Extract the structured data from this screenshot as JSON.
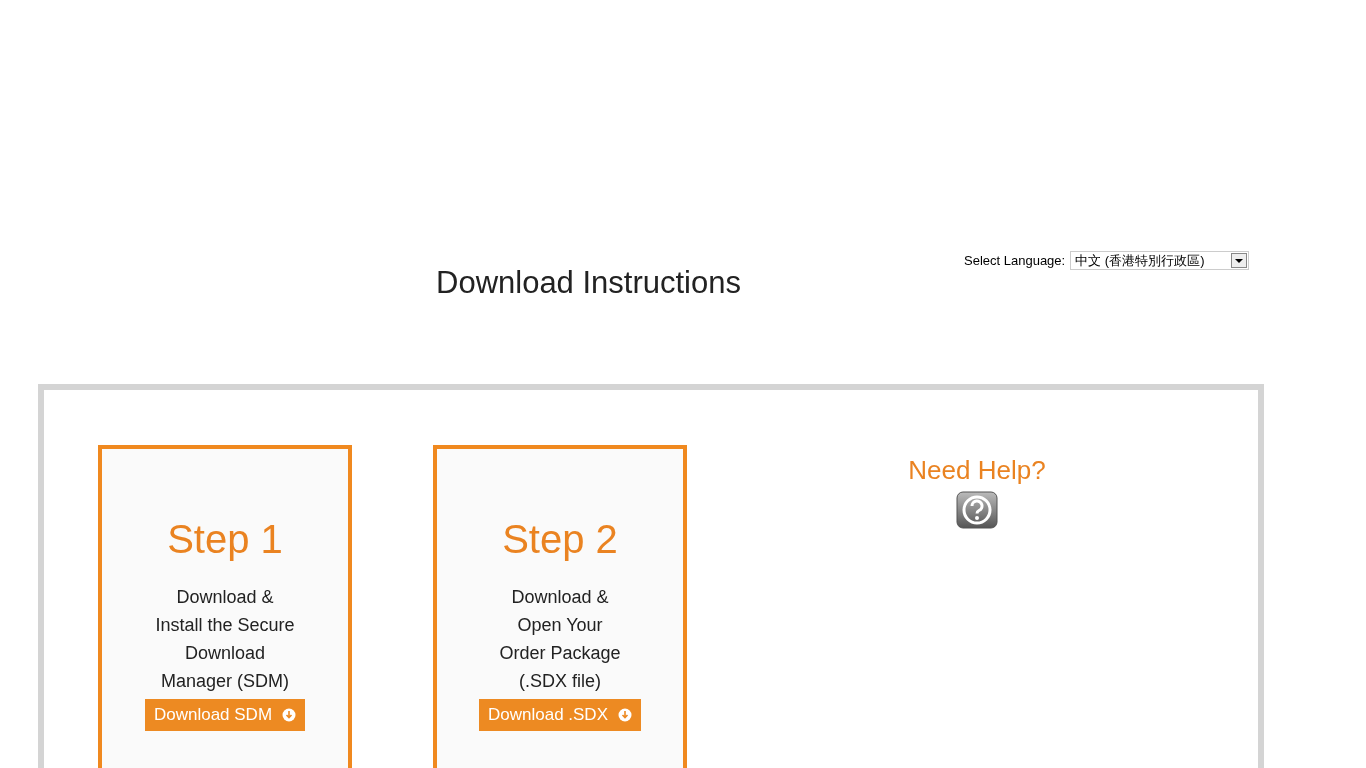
{
  "title": "Download Instructions",
  "language": {
    "label": "Select Language:",
    "value": "中文 (香港特別行政區)"
  },
  "steps": [
    {
      "heading": "Step 1",
      "lines": [
        "Download &",
        "Install the Secure",
        "Download",
        "Manager (SDM)"
      ],
      "button": "Download SDM"
    },
    {
      "heading": "Step 2",
      "lines": [
        "Download &",
        "Open Your",
        "Order Package",
        "(.SDX file)"
      ],
      "button": "Download .SDX"
    }
  ],
  "help": {
    "label": "Need Help?"
  }
}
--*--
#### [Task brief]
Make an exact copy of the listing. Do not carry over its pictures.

#### [Worked solution]
Extract the structured data from this screenshot as JSON.
{
  "title": "Download Instructions",
  "language": {
    "label": "Select Language:",
    "value": "中文 (香港特別行政區)"
  },
  "steps": [
    {
      "heading": "Step 1",
      "lines": [
        "Download &",
        "Install the Secure",
        "Download",
        "Manager (SDM)"
      ],
      "button": "Download SDM"
    },
    {
      "heading": "Step 2",
      "lines": [
        "Download &",
        "Open Your",
        "Order Package",
        "(.SDX file)"
      ],
      "button": "Download .SDX"
    }
  ],
  "help": {
    "label": "Need Help?"
  }
}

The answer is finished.